Now it’s all over the news, and it looks like the coastal towns and villages, and a larger city of Sendai were the worst hit.
We can only feel sad for the people who died and those whose lives were wrecked by the tsunami. Once contemporary television gets the images, they play them again and again. After a while, it loses its shock value, and you think about the people for whom it isn’t really a TV show.
As I have been telling those who contact me, I’m not in Japan anymore. (My shtick is that the Japanese government inadvertently got me to safety some time ago.) So I don’t have any “at the scene” posts to make.
I will say, though, that some things have impressed me about the disaster relief response:
1) Japan has this figured out already. There were a number of good systems in place to warn people and to try and protect them, and it saved lives. All the effort that has gone into modern engineering really shows its value when things that are meant to stay up, do.

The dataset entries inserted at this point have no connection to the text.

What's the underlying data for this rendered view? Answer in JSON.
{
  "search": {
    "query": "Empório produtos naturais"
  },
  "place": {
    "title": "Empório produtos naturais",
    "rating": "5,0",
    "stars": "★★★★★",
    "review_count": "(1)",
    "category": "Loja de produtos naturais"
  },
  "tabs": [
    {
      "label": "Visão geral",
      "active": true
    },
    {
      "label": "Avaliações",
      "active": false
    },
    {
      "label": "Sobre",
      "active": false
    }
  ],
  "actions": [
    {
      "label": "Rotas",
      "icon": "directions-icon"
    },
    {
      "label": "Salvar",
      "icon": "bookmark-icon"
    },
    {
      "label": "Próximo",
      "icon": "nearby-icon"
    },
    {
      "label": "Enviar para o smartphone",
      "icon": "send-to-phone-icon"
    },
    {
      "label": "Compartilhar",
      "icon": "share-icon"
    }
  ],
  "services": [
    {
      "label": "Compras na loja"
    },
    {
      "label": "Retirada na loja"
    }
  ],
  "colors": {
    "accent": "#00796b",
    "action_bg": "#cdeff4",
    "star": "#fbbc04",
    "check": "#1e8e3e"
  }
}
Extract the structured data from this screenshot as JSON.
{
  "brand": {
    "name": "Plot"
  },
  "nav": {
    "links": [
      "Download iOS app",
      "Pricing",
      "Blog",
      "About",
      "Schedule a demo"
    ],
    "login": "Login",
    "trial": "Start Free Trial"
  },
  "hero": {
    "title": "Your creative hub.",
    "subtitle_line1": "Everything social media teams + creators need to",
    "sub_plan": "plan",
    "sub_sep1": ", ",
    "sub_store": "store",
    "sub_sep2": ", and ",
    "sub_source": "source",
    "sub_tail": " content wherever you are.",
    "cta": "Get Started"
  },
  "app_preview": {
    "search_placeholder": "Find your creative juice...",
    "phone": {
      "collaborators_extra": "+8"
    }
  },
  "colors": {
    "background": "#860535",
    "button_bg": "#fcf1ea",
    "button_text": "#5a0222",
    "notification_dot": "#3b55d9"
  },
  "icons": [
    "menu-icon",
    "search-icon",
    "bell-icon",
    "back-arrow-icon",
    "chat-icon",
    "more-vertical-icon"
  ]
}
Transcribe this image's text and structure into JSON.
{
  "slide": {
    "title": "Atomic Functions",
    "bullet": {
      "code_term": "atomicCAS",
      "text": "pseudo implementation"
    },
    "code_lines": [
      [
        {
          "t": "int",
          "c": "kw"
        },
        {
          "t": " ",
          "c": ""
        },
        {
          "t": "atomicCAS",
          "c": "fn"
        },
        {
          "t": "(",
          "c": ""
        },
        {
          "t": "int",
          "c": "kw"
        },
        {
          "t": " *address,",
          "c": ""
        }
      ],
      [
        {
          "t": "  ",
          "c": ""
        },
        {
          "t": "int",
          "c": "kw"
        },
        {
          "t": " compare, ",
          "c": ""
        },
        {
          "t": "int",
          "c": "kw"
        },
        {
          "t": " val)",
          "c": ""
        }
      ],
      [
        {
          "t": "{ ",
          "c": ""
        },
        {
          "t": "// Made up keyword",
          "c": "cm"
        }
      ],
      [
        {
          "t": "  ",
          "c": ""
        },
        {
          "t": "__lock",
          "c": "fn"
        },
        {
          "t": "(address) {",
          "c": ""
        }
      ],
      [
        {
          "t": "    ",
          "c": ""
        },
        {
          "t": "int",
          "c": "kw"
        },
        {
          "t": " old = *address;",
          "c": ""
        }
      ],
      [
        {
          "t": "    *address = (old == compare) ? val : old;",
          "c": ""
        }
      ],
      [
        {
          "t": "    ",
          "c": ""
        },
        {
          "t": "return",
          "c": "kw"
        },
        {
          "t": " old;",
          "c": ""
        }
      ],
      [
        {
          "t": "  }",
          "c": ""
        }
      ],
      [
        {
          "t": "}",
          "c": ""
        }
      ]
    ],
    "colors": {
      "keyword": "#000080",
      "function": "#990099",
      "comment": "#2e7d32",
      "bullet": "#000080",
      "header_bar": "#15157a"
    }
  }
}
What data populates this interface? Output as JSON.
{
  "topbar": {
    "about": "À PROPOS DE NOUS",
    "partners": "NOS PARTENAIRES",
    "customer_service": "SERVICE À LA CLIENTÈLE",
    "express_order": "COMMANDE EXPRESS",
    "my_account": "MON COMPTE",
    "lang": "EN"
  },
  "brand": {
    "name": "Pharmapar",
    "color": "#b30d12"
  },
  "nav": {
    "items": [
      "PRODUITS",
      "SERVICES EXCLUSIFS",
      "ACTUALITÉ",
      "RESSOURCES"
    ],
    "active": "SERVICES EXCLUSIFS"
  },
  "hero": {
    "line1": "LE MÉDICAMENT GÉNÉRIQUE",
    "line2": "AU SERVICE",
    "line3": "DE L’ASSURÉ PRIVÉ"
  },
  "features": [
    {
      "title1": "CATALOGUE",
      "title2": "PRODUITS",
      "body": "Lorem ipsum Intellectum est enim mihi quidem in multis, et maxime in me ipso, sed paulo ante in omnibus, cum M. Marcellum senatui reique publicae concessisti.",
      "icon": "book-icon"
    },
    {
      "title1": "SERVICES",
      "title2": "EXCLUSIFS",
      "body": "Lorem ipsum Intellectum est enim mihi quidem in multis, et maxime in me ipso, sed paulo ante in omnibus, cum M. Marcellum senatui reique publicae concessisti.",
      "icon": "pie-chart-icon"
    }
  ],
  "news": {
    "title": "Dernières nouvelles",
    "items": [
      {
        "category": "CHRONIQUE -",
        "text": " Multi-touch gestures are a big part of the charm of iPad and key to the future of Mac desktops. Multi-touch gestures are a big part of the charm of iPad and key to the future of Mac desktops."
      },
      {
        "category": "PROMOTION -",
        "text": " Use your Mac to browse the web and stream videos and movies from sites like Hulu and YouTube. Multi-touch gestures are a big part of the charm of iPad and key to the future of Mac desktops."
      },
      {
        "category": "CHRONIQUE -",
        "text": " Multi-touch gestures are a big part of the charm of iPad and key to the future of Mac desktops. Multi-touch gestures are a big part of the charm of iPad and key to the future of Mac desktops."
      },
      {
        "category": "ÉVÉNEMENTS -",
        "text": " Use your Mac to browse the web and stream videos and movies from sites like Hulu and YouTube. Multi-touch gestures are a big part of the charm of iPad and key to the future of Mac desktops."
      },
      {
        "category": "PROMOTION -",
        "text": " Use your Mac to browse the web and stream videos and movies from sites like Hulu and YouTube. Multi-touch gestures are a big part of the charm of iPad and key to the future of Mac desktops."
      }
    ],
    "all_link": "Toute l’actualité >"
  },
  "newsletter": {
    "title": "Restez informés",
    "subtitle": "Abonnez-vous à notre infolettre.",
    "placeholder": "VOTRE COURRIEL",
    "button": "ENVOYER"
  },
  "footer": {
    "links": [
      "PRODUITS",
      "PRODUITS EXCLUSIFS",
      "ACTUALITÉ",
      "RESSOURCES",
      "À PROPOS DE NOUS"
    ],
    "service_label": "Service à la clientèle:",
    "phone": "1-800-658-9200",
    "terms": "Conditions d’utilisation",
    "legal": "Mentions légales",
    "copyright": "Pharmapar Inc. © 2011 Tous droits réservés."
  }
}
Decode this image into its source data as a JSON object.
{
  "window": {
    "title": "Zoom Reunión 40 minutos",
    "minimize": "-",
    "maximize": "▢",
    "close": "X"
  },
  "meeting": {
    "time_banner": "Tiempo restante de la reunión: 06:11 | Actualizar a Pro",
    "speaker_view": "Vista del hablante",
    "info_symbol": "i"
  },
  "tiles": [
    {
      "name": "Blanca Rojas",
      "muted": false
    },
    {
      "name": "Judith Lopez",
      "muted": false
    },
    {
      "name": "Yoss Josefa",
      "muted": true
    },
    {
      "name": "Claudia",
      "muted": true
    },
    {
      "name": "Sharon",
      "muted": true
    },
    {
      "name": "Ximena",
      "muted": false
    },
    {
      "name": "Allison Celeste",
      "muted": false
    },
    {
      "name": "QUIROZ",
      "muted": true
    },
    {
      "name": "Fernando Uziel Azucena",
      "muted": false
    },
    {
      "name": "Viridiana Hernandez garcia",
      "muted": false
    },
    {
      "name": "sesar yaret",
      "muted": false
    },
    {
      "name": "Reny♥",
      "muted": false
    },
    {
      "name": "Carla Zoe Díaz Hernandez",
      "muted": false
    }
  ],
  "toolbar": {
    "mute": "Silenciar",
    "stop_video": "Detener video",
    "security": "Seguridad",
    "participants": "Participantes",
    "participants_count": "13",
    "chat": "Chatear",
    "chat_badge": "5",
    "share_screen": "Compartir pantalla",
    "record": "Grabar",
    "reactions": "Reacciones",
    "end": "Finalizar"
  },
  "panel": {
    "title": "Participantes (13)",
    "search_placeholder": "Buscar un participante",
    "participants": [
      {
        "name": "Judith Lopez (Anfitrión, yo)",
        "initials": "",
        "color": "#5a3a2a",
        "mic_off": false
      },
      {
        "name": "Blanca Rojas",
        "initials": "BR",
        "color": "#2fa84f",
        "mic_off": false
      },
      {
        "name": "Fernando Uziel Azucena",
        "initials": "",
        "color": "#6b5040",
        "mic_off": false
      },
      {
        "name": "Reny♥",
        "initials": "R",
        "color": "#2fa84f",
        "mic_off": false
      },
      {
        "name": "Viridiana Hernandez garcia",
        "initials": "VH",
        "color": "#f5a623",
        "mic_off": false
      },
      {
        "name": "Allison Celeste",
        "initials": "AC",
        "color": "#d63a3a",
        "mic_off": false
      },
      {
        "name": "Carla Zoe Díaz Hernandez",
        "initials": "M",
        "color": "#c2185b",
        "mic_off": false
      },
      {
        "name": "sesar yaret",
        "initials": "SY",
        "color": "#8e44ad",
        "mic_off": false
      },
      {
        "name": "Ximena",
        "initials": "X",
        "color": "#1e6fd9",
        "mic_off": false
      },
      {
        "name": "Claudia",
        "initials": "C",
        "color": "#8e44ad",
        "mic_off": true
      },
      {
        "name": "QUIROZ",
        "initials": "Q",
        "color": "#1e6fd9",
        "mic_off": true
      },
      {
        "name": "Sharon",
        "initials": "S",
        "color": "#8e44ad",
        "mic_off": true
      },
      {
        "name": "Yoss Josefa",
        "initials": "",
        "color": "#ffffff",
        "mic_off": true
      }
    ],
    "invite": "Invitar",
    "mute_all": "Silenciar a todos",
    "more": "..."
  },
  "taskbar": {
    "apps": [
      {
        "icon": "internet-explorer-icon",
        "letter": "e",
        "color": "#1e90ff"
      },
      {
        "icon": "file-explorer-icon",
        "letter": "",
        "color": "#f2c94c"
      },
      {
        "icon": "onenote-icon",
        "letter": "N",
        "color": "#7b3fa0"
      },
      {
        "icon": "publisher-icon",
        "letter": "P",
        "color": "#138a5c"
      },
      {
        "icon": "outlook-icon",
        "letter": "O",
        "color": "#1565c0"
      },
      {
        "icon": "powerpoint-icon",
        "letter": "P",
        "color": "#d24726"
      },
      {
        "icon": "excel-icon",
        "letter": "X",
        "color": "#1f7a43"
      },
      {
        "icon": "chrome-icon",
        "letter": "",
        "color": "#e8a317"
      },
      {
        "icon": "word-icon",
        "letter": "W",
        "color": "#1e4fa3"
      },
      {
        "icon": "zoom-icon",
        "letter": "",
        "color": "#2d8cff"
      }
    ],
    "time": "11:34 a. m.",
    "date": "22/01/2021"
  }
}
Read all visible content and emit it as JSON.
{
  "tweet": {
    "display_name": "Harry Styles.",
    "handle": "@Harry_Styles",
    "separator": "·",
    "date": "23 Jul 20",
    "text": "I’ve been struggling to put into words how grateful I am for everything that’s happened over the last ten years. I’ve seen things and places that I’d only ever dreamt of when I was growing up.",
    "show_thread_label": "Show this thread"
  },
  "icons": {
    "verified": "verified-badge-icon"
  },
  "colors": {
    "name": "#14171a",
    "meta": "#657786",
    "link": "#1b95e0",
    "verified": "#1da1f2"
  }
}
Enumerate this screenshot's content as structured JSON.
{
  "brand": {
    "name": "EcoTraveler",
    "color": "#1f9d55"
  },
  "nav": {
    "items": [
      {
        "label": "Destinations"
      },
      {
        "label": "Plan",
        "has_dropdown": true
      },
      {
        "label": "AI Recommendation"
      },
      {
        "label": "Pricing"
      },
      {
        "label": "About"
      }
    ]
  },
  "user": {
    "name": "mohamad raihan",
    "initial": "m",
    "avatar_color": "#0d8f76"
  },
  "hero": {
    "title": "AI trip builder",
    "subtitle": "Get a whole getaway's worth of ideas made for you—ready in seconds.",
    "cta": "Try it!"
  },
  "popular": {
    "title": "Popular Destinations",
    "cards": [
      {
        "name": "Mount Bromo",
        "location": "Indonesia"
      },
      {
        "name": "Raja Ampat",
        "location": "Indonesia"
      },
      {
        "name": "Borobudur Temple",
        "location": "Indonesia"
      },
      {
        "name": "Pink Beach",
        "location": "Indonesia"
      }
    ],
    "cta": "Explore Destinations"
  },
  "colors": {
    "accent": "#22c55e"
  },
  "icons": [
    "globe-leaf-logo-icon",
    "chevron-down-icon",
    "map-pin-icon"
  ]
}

2) For all the cross-cultural exchange, the news people don’t seem to think outside the box. If your country suddenly shakes and shakes, you shut down major transportation systems, too. You check the tracks. You wait for aftershocks. The things people should not be shocked by, for some reason they are.
3) No one wants something like this to happen. It seems, though, that the farce that Japanese national politics has been recently really received a wake-up call. Now everybody is focused on the crisis at hand, and the goofy games of whether the Thief goes, or how can we bring down the government become very dangerous games. Everyday Japanese have it a little rough as it is; when there’s a crisis like this one, no one wants to hear B.S.
4) Uncle Sammy was right in there with humanitarian assistance, through the men and women of the Seventh Fleet. It’s the right thing to do.